During the legislative session earlier this year students and faculty from the private University of Jamestown successfully pushed for a bill that creates more free speech protections for campus journalists.
Steve Listopad, one of the organizers of that effort who now works at Valley City State University, has even been awarded the Hugh Hefner First Amendment Award in Education for his efforts.
But now that same university has moved a homosexuality event off campus because it is too controversial for students and faculty there.
NewsDakota.com After controversy surrounding an event to be held at the University of Jamestown campus, it has been announced that the venue has been changed.

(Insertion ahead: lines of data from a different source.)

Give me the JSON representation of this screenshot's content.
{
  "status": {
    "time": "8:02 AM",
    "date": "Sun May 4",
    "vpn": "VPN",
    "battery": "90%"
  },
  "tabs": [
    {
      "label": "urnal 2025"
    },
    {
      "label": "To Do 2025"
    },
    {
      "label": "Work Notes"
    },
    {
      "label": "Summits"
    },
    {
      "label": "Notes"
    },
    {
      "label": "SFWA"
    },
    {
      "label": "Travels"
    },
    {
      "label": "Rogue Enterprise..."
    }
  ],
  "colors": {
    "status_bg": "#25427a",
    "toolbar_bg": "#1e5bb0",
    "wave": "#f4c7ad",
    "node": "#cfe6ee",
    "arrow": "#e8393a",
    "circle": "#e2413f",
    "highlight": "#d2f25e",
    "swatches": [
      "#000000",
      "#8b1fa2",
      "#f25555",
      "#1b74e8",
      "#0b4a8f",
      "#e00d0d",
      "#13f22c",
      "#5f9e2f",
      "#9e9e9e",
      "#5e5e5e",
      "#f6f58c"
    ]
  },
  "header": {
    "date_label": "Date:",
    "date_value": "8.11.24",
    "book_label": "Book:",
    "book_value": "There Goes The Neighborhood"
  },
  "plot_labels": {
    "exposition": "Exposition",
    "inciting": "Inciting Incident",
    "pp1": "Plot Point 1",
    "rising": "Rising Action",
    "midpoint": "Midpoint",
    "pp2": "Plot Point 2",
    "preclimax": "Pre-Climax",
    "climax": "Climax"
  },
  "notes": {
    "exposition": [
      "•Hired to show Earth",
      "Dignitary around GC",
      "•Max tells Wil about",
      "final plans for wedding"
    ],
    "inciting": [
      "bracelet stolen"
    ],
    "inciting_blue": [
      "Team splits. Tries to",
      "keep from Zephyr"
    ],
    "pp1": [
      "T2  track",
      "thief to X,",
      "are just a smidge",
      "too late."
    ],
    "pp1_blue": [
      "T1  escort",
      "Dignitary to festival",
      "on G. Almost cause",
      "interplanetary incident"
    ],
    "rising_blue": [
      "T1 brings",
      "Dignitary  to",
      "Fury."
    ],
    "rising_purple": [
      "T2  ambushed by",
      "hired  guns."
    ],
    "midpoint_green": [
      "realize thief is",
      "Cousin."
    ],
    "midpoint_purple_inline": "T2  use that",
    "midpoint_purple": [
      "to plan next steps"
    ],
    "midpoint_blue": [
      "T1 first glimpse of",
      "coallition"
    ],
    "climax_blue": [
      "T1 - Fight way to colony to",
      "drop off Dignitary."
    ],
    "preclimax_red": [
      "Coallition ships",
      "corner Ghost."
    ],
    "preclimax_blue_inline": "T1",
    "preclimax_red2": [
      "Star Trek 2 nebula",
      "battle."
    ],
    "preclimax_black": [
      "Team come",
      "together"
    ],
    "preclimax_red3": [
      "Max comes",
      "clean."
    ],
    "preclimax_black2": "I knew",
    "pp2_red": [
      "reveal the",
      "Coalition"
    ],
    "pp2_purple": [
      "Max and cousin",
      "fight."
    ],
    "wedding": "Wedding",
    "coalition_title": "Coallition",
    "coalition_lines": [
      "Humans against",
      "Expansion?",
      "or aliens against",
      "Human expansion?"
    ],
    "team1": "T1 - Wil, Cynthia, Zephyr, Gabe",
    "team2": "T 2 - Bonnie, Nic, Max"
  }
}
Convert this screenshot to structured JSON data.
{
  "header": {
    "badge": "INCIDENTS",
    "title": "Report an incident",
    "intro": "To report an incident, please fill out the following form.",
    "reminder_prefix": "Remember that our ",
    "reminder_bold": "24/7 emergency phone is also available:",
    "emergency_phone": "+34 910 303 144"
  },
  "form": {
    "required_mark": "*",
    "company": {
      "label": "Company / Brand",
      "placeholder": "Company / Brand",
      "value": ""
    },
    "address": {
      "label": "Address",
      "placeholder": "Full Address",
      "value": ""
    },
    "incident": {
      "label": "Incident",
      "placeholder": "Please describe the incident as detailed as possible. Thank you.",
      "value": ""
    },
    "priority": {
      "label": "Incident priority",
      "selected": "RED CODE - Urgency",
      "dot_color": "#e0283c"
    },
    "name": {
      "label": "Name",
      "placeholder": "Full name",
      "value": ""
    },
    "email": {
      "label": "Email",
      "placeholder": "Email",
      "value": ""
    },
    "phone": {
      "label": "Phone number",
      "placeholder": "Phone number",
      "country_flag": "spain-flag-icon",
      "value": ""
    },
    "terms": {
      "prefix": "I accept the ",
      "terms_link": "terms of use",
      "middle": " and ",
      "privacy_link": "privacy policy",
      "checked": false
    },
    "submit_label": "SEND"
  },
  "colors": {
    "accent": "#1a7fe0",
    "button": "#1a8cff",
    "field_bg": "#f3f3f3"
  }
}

“Homosexuality: Speaking God’s Truth In Love” was to be held on the University of Jamestown campus in September, but has now been moved to Victory Lutheran Church.
President Robert Badal announced the change earlier last week.
“We appreciate the mutual, good faith resolution to this situation,” says Dr. Badal.
“The sponsors were sensitive to the issues facing the University, and we are grateful for their understanding.”
According to a previous report the private university’s only official connection to the event was leasing one of its facilities to event organizers. In no way was the university endorsing the views of the event, but that wasn’t good enough for oh-so-tolerant faculty and staff at the institution:
JAMESTOWN, N.D. (NewsDakota.com) – Some alumni and students at the University of Jamestown are complaining about an event entitled “Homosexuality: Speaking God’s Truth In Love” that is being held on campus in September.
An article on the event in the Jamestown Sun first prompted individuals to debate the controversial issues of homosexuality and some are stating that the University of Jamestown appears to be sponsoring the event. Which is not the case.
University that is currently making regional headlines because some of its faculty and students backed pro-1st amendment legislation is now guilty of moving a controversial event off campus because students and faculty…don’t like the speech.
You can’t make this stuff up.
It’s not a question of whether or not you agree with the message this event is endorsing (I’m pretty sure I wouldn’t agree with it), but whether or not controversial speech will be allowed.
On campus, increasingly, speech that runs contrary to left-wing orthodoxy it is not allowed.